» **What is being asked**:
Count the lines containing "background" in the entries underneath, and state that count without anything else.

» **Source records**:
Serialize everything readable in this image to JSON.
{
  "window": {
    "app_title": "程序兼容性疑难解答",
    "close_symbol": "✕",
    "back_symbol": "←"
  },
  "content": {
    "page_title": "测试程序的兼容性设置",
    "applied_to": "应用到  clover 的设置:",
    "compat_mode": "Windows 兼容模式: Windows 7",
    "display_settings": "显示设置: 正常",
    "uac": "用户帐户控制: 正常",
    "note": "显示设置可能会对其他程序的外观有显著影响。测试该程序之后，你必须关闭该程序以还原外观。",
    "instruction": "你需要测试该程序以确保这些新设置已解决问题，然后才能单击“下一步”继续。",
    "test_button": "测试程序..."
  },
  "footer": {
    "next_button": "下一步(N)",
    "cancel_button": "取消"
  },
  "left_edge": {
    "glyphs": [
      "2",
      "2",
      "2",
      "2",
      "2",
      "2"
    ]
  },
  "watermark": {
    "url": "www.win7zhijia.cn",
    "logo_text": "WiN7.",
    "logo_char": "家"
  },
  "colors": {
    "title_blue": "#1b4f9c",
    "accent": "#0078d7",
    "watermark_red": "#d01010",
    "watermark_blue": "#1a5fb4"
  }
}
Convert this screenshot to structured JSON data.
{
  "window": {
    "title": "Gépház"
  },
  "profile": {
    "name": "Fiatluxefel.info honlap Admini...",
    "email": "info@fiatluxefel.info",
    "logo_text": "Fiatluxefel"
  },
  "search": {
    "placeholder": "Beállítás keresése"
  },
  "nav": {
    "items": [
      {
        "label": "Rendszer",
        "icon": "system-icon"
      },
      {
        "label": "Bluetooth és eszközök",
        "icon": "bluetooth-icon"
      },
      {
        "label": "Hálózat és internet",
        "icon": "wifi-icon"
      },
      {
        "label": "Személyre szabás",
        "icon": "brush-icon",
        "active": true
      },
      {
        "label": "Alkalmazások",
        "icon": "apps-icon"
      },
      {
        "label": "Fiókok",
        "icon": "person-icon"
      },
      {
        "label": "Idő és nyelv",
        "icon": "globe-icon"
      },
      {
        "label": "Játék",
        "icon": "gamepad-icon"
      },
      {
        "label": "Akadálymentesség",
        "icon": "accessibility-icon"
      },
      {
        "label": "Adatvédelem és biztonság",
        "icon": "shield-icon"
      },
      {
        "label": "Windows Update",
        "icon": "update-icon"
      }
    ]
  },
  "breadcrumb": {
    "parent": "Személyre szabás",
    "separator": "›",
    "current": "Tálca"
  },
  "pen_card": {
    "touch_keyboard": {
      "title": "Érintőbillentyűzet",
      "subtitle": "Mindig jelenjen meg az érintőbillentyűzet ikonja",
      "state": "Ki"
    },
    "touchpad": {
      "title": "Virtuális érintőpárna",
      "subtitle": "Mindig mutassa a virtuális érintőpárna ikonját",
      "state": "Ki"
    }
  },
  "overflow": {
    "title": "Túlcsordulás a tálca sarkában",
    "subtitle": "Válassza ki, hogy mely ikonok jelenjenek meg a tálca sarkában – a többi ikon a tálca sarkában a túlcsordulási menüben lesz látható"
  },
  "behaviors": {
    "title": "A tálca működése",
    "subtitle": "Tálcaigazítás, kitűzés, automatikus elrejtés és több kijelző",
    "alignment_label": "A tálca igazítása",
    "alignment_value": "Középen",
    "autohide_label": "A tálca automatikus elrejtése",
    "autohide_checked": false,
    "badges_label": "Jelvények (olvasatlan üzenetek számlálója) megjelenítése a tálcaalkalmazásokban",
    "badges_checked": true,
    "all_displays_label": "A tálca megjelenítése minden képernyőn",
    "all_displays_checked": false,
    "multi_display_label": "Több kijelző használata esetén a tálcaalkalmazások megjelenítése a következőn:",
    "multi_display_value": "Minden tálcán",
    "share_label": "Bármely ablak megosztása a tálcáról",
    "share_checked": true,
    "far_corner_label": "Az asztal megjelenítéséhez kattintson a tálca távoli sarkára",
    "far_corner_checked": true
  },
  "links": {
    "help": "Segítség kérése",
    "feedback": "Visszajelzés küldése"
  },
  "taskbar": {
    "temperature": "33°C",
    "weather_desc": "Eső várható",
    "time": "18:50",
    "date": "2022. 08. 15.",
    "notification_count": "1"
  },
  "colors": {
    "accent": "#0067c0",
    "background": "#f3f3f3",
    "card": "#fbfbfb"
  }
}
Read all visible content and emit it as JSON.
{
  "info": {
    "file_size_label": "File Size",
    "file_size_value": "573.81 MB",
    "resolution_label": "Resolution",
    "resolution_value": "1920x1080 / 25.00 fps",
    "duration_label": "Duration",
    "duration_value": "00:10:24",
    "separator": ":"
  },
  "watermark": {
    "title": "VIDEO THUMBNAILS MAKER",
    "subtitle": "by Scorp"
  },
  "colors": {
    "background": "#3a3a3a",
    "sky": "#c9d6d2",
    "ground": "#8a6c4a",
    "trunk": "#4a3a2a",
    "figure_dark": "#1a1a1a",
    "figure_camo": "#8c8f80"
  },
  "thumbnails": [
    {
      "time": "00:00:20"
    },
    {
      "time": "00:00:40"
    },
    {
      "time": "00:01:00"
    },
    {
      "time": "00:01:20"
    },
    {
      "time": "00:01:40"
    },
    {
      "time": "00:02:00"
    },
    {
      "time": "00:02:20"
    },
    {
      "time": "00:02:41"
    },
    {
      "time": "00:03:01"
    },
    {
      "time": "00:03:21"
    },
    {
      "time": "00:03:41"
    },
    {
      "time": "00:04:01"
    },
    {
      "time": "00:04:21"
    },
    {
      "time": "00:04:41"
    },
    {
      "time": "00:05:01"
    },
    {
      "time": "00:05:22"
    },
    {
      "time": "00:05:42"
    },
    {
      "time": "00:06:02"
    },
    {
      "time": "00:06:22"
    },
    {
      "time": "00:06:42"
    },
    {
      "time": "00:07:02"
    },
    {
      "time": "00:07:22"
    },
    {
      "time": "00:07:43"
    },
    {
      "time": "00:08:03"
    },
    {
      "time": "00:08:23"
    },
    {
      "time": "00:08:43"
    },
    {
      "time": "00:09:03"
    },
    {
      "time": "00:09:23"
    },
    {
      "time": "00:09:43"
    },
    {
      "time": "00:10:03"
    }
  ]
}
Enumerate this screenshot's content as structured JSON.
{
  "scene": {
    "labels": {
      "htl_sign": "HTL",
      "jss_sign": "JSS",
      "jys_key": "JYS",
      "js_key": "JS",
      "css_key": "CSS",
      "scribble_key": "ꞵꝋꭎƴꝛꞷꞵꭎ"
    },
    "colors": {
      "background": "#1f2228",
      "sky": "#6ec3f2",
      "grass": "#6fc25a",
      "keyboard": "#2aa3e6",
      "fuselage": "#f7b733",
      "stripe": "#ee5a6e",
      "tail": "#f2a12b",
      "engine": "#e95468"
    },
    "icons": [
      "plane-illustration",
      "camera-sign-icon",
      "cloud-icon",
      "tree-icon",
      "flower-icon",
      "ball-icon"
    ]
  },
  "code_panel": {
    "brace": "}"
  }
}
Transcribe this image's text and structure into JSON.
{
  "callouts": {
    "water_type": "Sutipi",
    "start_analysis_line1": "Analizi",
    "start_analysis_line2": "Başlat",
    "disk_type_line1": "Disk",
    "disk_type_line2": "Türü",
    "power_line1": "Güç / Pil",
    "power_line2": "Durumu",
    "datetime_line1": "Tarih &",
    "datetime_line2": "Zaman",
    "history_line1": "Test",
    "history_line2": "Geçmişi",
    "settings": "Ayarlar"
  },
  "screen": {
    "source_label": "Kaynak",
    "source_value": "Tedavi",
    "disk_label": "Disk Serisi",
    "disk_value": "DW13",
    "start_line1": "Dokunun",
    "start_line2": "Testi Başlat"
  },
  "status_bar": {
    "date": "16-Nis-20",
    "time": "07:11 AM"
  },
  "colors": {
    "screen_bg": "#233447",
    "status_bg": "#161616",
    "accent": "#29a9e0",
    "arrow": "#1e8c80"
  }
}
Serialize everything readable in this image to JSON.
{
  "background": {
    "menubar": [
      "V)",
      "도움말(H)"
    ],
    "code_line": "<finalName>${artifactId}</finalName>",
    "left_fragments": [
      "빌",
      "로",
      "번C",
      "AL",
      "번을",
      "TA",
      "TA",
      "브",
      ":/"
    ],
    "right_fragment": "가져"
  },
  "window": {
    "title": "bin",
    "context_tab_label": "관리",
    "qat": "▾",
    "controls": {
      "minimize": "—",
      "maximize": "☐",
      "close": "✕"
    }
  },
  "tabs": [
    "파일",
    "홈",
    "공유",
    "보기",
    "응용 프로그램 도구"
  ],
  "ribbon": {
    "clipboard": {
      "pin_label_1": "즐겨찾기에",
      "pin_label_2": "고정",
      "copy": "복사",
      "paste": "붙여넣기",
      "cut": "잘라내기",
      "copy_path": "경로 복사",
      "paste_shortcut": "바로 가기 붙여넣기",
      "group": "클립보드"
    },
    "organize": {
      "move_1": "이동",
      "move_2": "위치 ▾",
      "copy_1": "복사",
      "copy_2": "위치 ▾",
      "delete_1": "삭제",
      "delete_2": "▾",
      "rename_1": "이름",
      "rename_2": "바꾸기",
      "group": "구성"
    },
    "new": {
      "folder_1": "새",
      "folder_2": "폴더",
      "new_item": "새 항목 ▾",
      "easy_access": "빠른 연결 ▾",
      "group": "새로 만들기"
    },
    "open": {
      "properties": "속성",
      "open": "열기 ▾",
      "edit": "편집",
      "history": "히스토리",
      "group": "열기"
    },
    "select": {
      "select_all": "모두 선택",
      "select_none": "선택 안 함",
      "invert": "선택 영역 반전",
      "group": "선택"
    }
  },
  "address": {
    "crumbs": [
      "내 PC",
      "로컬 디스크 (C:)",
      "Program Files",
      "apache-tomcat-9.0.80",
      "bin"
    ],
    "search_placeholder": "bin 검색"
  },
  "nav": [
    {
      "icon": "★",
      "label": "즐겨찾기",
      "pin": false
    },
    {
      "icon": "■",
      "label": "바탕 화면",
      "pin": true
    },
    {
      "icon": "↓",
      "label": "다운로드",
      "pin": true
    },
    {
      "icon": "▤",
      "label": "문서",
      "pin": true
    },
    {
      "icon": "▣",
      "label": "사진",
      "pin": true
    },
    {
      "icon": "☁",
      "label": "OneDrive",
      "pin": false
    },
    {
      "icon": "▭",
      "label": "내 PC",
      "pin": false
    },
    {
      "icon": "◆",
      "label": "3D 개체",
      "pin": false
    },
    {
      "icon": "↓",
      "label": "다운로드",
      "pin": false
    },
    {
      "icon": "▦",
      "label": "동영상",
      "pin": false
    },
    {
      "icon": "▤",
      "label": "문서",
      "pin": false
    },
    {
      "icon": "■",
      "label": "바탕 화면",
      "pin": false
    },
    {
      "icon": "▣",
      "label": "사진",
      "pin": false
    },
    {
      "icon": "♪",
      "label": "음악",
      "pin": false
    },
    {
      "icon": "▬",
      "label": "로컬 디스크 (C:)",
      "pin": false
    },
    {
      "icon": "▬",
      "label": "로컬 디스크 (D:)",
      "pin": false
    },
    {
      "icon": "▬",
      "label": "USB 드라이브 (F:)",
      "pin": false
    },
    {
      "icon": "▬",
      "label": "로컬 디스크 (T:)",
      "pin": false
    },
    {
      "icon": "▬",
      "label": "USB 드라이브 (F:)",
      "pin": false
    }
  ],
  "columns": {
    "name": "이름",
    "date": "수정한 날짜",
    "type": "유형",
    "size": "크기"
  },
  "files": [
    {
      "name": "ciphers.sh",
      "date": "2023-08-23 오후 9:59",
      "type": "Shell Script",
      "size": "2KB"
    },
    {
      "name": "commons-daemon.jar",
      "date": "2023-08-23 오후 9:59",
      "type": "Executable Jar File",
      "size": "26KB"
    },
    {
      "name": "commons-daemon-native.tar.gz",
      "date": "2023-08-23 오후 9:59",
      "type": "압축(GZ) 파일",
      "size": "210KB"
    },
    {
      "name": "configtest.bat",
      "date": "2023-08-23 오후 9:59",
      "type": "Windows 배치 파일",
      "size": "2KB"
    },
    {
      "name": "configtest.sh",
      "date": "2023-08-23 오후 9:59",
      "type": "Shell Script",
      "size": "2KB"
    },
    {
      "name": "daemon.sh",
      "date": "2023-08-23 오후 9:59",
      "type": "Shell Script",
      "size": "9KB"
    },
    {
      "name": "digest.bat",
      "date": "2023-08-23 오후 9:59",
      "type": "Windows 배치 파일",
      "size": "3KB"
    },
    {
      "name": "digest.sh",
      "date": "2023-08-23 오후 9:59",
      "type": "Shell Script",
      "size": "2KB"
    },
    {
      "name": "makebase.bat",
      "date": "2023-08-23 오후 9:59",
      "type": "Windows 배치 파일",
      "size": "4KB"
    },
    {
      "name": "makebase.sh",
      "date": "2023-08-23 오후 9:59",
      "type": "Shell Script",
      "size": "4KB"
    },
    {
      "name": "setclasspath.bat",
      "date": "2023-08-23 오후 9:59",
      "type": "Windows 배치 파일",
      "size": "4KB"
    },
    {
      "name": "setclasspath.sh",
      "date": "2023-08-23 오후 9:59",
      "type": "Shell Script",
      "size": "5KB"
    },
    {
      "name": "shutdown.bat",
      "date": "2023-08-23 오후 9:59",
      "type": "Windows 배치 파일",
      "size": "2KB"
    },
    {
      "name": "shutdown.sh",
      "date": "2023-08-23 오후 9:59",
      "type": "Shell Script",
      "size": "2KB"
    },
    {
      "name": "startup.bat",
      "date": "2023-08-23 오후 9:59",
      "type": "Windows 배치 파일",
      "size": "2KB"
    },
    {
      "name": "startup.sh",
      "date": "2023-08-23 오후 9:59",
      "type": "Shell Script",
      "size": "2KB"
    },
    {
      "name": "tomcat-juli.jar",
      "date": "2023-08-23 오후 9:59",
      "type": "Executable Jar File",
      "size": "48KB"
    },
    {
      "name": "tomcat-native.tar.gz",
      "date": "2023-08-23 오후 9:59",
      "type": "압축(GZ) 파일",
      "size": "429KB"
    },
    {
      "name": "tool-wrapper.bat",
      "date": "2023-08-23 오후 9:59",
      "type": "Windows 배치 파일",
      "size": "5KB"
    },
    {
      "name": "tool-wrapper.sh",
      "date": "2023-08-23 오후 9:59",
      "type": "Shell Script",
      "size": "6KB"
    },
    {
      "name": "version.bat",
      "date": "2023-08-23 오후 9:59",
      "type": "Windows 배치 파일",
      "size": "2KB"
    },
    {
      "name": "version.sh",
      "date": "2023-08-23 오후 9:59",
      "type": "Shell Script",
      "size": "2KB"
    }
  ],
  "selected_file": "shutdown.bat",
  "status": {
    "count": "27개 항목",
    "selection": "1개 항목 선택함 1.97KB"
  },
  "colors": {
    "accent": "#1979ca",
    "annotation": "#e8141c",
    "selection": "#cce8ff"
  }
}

» **Answer to this exercise**:
4